Fujifilm’s mirrorless lineup of X Series cameras has an excellent reputation, especially thanks to their ability to produce great-looking images comparable to full-frame competitors from crop sensors due to their unique image processing. Among still photographers, the X-Pro 2 and X-T2 especially have earned top marks and even replaced the standard Canon and Nikon gear of more than a few pros. Now, Fujifilm is introducing the X-H1, a brand new top-tier camera in the X lineup that could make converts of more than a few more, including those that want great video capabilities from their mirrorless kit.

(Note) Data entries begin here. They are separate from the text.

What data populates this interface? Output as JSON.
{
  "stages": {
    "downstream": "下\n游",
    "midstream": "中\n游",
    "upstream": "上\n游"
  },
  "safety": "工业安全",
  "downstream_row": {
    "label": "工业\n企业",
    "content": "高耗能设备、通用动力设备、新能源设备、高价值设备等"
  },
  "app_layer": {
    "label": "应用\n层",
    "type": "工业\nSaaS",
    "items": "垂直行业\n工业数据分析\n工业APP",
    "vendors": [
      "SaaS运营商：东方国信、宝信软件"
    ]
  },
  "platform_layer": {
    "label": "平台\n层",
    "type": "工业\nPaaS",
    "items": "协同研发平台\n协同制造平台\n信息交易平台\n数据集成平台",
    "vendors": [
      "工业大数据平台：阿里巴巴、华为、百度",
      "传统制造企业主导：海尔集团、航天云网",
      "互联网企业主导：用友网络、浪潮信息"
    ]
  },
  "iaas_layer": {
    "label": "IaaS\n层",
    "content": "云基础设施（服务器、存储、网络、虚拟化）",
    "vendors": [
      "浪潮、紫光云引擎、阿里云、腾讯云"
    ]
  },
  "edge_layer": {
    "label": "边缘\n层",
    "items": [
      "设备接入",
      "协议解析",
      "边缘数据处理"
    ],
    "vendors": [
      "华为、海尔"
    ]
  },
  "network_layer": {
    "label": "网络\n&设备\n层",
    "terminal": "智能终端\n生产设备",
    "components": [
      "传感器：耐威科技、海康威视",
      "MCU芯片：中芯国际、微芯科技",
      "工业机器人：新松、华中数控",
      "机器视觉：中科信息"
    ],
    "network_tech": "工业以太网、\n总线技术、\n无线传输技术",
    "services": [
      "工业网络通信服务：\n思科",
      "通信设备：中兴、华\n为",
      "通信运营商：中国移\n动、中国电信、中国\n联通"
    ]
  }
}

Already, the X-T2 and X-Pro 2 offer 4K video capture, but the X-H1 is designed to be better all around at recording video, thanks to in-body image stabilization (a first for the X Series line), as well as a brand new flicker reduction feature for dealing with fluorescent and mercury lighting, DCI 4K format recording for maximum editing flexibility when working on captured footage, and with the ability to combine stabilization features with certain Fuji lenses for an extra half-a-stop of stabilization.

The IS features alone are likely to turn heads for Fuji fans and people considering the X Series over competitors including Sony and more traditional DSLRs from the likes of Canon and Nikon. Fuji is promising 5 stops of stabilization form the in-body IS alone, which includes a dual-processor with a range of accelerometers and gyros for use with nay of Fuji’s XF and XC lenses. As mentioned, when working together with the built-in IS features of certain lenses, you’ll also get an additional half-stop of compensation. Fujifilm is also touting a redesigned mechanical shutter with a new spring mechanism to decrease resulting vibration, and the camera has an electronic shutter for avoiding any micro vibrations altogether.

Other movie-making features unique to the X-H1 include a new film simulation mode designed to mimic “cinematic” film, all well as a 120 fps 1080p slow-mo shooting mode. The anti-flicker features mentioned above will help for shooting in less than ideal indoor shooting, and it works with burst shots, too. Finally, a titling touch-panel LCD is good for framing up shots, both in motion and when shooting stills.

The X-H1 sounds like it’ll also be the most durable of Fujfilm’s X Series cameras, with dust and weather-resistance, as well as a magnesium body that’s 25 percent thicker than the X-T2’s for maximum protection of the insides. It’s still relatively compact, especially compared to bulky DSLRs, but it also includes a new, smaller LCD display on the top of the camera that looks like the one on Fuji’s digital medium format GFX 50S for seeing your shot settings at a glance.

X-H1 has the X-Trans 24.3 APS-C CMOS III sensor of the X-T2 and X-Pro 2, as well as the X-Processor Pro image processing engine, as well as on-baord Bluetooth connectivity. It sounds like a tremendous camera with a lot of potential to rival not only all others in the X Series lineup both for still shooting and for movies, but also to maybe topple some of the leading other camera makers. Price plays a factor there, too: It’s retailing for $1,899.95 when it goes on sales March 1 in North America for the body only, which makes it Fujiflm’s most expensive APS-C camera, but also potentially a much better deal in terms of value for money compared to top offerings from many of its closest competitors.

At the same time as Fuji is launching this camera, it’s also introducing new ultra-compact cinema lenses designed for shooting video on X Series bodies, including an 18-55 constant T2.9 aperture lens, and a 50-135 constant T2.9 aperture offering. Both of these should make it possible to get terrific, continuous depth of field across the zoom range while maintaining exposure and sharpness. It’s clear Fujifilm wants to woo crossover photographers who shoot video as well as stills, and this looks like a tough combo to beat.

I’m a big X Series fan myself, and often shoot an X-Pro 2 or X100F depending on what I need in the moment, but I still primarily rely on Canon for work: The X-H1 looks like it could finally convince to go all-in on Fuji’s system for good.